What is Illinois Teachers Pension?
In Illinois, teachers are a part of the Teacher’s Retirement System of Illinois (TRS). The system was established in 1939 and is the largest public retirement system in the state. The basic structure of Illinois’s teacher defined benefit (DB) pension is similar to that of other states.
What is the average Illinois teacher pension?
There were 13,383 retired members receiving a pension of $100,000 or more in 2018. Therefore, the $100 K Club comprised just 12.25 percent of these TRS members. In other words, 87.8 percent of active and retired teachers in Illinois were not members of the $100 K Club. The average TRS pension in 2018 was $55,796.
Can retired Illinois teachers collect Social Security?
Issue: Illinois teachers are not, and never have been, participants in Social Security. And even if TRS members do pay into Social Security through other employment and build up credit in the system, the resulting Social Security benefit in retirement is reduced because the member is receiving a TRS pension.

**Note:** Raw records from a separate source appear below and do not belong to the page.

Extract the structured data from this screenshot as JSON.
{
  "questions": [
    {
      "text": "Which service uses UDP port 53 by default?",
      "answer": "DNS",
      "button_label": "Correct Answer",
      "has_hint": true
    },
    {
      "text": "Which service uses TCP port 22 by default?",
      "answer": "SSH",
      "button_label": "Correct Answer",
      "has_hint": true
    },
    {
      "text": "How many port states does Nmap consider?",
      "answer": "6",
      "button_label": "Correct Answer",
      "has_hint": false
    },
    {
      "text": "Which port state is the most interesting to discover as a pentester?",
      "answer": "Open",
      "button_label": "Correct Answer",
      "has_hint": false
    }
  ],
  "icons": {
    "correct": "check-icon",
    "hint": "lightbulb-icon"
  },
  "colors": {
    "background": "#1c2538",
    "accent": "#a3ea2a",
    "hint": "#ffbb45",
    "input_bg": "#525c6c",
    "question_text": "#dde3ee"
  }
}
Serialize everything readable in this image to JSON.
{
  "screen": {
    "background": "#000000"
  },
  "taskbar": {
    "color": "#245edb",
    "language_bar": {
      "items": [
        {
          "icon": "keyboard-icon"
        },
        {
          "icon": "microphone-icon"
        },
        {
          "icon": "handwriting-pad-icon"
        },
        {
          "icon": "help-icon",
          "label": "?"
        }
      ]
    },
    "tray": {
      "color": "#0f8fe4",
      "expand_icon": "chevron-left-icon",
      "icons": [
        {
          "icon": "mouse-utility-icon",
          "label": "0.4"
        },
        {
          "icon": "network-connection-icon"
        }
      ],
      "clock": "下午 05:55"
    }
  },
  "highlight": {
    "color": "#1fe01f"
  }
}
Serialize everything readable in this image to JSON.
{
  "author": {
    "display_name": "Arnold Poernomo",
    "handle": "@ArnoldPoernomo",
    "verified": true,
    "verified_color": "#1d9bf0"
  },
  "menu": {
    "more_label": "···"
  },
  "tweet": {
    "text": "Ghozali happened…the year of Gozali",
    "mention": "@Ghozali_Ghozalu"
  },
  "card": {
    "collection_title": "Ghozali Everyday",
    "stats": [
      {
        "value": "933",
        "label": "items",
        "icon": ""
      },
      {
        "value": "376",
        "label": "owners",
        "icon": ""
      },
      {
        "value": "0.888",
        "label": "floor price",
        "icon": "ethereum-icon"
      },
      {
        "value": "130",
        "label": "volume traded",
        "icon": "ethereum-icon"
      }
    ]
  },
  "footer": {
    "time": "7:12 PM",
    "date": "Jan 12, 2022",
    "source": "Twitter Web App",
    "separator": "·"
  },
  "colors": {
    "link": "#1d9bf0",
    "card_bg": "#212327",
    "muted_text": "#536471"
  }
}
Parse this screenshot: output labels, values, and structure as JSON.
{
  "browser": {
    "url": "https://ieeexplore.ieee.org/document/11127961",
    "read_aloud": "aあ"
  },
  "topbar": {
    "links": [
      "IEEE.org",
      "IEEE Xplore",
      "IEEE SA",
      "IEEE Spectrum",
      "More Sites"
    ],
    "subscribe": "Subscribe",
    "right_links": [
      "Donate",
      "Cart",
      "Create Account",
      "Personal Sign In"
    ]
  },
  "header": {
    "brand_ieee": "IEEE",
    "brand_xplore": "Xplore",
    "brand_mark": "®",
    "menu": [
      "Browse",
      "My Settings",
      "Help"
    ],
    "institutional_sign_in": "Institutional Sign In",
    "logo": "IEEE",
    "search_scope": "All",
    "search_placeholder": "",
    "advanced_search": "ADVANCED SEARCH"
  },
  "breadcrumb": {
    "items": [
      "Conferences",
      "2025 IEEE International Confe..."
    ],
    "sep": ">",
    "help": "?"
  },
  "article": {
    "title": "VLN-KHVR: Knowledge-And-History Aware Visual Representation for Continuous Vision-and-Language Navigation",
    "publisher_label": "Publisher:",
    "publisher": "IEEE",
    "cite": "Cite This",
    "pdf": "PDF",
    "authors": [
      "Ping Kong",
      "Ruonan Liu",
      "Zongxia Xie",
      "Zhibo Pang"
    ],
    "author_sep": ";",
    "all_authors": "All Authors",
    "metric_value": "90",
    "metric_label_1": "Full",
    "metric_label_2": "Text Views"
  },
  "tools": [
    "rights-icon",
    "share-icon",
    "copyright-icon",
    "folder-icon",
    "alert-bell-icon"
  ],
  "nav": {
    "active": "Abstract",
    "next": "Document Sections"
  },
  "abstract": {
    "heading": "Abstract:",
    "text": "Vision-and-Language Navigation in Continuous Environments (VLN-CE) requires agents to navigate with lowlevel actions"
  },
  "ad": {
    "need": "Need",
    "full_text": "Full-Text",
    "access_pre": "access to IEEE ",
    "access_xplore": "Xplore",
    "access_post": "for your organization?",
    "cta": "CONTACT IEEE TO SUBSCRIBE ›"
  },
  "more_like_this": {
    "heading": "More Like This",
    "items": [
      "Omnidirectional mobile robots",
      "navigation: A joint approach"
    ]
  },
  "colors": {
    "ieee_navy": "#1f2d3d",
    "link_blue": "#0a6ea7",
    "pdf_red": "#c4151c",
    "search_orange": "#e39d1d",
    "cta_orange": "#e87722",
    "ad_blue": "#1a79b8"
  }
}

What are the five Illinois pension systems?
The five public employee retirement systems in Illinois are the: State Employees Retirement System (“SERS”), Downstate Teachers’ Retirement System (“TRS”)8, State Universities Retirement System (“SURS”), Judges Retirement System (“JRS”) and General Assembly Retirement System (“GARS”).
What is the average pension for a Chicago teacher?
The average pension for Chicago teachers is $47,700, which includes short-term workers and individuals who retired years ago at much lower compensation levels. But the average pension for a career teacher in Chicago who recently retired is $71,700 – a full $24,000 more than the average for all teachers.
Why do teachers not pay into Social Security?
So, why aren’t teachers covered? The short answer: In part, it’s because they don’t pay into the Social Security system. … It does that by reducing Social Security retirement benefits. A separate rule, called the Government Pension Offset, can also cut into Social Security survivors benefits.
Do Illinois Retired Teachers get Medicare?
To qualify for Medicare, a person must have paid into Medicare for the equivalent of 10 years, according to the Illinois Teachers’ Retirement System. Some longtime teachers may already qualify for Medicare as a result of credits earned during other employment or through an eligible spouse.
How many years do you have to teach to retire in Illinois?
Members can retire at age 62 with five years of service and receive full earned benefits. The new law requires Tier II teachers and administrators to be 67 years old and have accumulated 10 years of service credits in order to qualify for full benefits that a member has earned.
What is the average retirement income in Illinois?
Can you collect Social Security and teacher retirement?
While you may be eligible to receive benefits, there some provisions that make sure you don’t “double-dip” into a government pension and the Social Security system. If you have worked other jobs besides being a teacher, you may be eligible to receive Social Security benefits, but you must be qualified to receive them.
How does teacher retirement affect Social Security?
If You Only Qualify for a Teacher’s Retirement System Pension. If you have never paid Social Security tax and only qualify for your teacher’s retirement, it’s likely you’ll never receive a Social Security benefit. … However, you would be eligible for spousal and survivor benefits.
Do Illinois Retired Teachers pay state tax?
Issue: Currently, Illinois residents do not have to pay Illinois income tax on pensions and other retirement income. Various elected officials and public interest organizations have discussed changing the law to extend the income tax to pensions and all retirement income.
Why are Illinois pensions so high?
Illinois’ massive, growing, government-worker pension debt is a direct result of three major factors: overgenerous pension benefits, political manipulation and inherent flaws of pension plans. 1. Politicians grant workers overly generous pension benefits that taxpayers can no longer afford.
What happens if Illinois defaults?
If Illinois is pushed into default, they will be forced to resolve their budget problems the same way Arkansas did, through debt restructuring to pay bond holders; in Arkansas, this meant some creditors received no compensations and were forced to push costs to state and local business.